Of course, there are others like Kevin Kilbane, who despite living in Preston, grew up dreaming of playing for Ireland. John Aldridge was another, but again there is the argument that they would not have been capped by England anyway. This is why the Grealish situation has created such a stir. He has the technical ability to become a world class player. He sails past players at his ease, something both English and Irish players can rarely do and is thus, a valuable commodity in today’s market. He is such a precocious talent that England are desperate to get him, but not desperate enough to call him straight into the senior set-up and this seems to be why there is a lot of stalling on the issue. Roy Hodgson could not, based on performances, call him into the senior side, as he has not featured enough with Villa. So at the minute, it looks to a lot of fans that Grealish is buying time and this is what is angering people more than anything.
The likes of Martin Samuel of the Daily Mail have added another layer of ambiguity surrounding the situation by claiming that the rule allowing Grealish represent Ireland, should be scrapped. This is ironic, given that the same writer ignores the fact that Raheem Sterling was born and raised in Kingston in Jamaica and he has no problem with the winger pulling on the white of England.
Samuel and his colleague in the fourth estate have a massive influence on the football supporters and this type of propaganda could see a huge swathe of supporters take a negative view of Grealish, which will put a lot of pressure on his young shoulders. He hasn’t helped himself in this regard, with his public display of drunkenness during the summer, but it could be argued that he is entitled to a life outside of football, during the summer, without it being reported on the front page of the tabloids.
I for one, am embarrassed by the abuse this young lad has received on internet forums from so called Irish fans. Even if he decides to leave the Irish set-up and join England, we should thank him for his services and move on. We can’t happily accept the players who decide to declare for Ireland, after representing Ireland and then get annoyed when the opposite happens. That is just being hypocritical.
This is a situation that we may have to get used to. For years, the Irish diaspora around the world provided us with some great players, but now in the 21st century, modern day Ireland is home to many different nationalities.
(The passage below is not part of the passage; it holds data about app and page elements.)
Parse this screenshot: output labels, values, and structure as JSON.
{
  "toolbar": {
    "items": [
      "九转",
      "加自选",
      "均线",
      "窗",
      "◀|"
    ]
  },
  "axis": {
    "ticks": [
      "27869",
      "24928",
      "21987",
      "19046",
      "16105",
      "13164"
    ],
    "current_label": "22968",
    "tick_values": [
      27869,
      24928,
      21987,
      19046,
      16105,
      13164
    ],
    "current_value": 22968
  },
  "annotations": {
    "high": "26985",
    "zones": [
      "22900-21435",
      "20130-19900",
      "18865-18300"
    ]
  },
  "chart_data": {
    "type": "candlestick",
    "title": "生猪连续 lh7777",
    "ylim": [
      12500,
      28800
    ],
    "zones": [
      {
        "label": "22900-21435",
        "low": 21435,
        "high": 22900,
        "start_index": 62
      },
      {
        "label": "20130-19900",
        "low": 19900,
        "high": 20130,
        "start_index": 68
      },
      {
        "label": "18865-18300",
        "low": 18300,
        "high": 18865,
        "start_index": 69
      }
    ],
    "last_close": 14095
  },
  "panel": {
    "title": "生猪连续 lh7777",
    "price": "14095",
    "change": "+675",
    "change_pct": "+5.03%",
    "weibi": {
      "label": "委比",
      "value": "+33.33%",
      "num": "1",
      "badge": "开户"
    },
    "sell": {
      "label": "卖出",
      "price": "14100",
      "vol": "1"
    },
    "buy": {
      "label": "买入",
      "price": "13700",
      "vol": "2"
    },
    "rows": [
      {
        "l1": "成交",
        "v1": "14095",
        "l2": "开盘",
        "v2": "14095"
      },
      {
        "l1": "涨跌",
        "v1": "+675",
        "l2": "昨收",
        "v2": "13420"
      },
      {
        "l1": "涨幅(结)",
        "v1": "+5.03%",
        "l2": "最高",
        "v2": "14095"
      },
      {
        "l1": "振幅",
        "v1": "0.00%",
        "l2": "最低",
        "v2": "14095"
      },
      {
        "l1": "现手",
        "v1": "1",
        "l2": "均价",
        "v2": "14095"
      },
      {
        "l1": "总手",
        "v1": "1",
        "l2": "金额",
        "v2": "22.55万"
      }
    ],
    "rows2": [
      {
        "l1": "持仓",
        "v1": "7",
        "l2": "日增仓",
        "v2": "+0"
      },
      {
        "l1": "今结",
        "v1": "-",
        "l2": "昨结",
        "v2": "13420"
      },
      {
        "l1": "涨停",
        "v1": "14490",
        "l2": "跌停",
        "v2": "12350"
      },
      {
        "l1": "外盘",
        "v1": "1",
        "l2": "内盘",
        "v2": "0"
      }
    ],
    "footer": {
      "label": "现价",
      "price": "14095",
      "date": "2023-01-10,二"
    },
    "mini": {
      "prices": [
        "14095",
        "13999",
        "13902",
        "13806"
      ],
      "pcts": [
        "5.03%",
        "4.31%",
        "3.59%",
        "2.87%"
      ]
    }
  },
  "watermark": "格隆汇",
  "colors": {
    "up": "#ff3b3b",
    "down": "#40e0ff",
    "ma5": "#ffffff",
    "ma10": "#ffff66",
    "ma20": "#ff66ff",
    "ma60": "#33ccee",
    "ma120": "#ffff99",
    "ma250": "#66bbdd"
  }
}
It is probable that we will see a young lad, who has been born and raised in Ireland, who may want to represent Cameroon, Nigeria, Poland etc. And if this does happen, no one can have any qualms about it, as we were the happy recipients of this rule for decades.
There are still Irish fans, who are of the belief that Grealish will accept an invitation from Martin O’Neill to join the green army, but as the situation drags out, it looks to outsiders that Grealish’s future lies with England. But, the fact remains that all the opinions in the media are just speculation and that the only people who know what is going to happen is Grealish and his family.
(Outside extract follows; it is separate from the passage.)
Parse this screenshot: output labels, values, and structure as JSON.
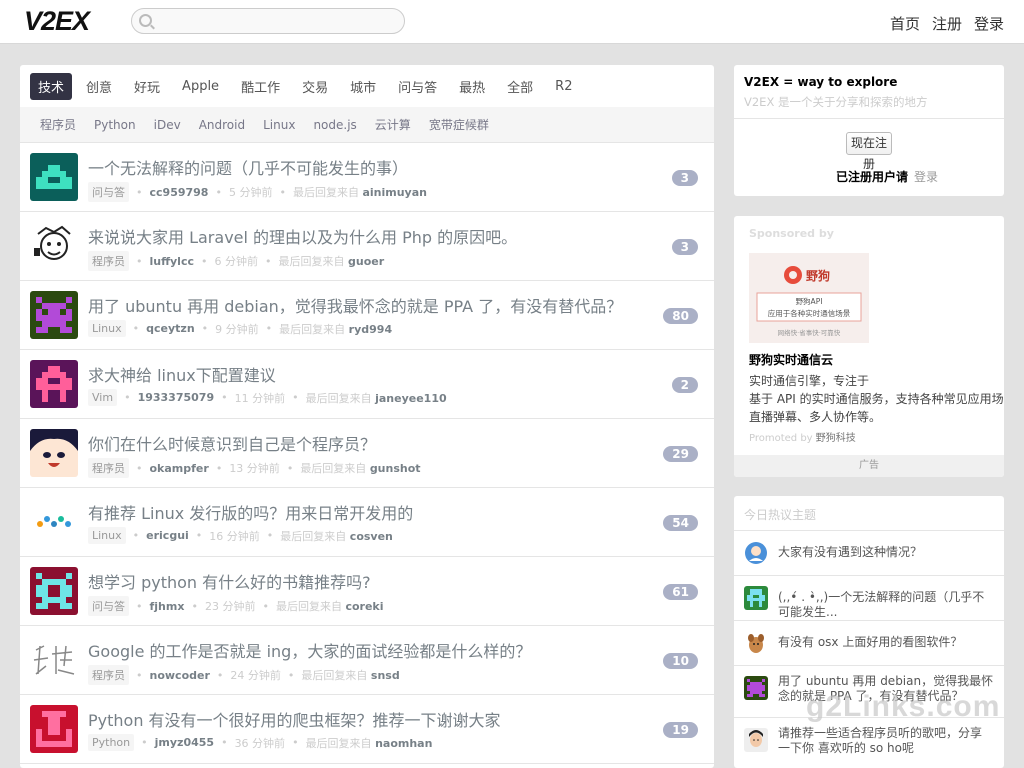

But for the sake of the young man and for Irish soccer, he should make his decision and move on with his career, because it is undoubtedly a major distraction from what he should be doing and that is playing football.
We can only hope that he decides to play for Ireland, but we should respect his decision either way. The ball is firmly in his court.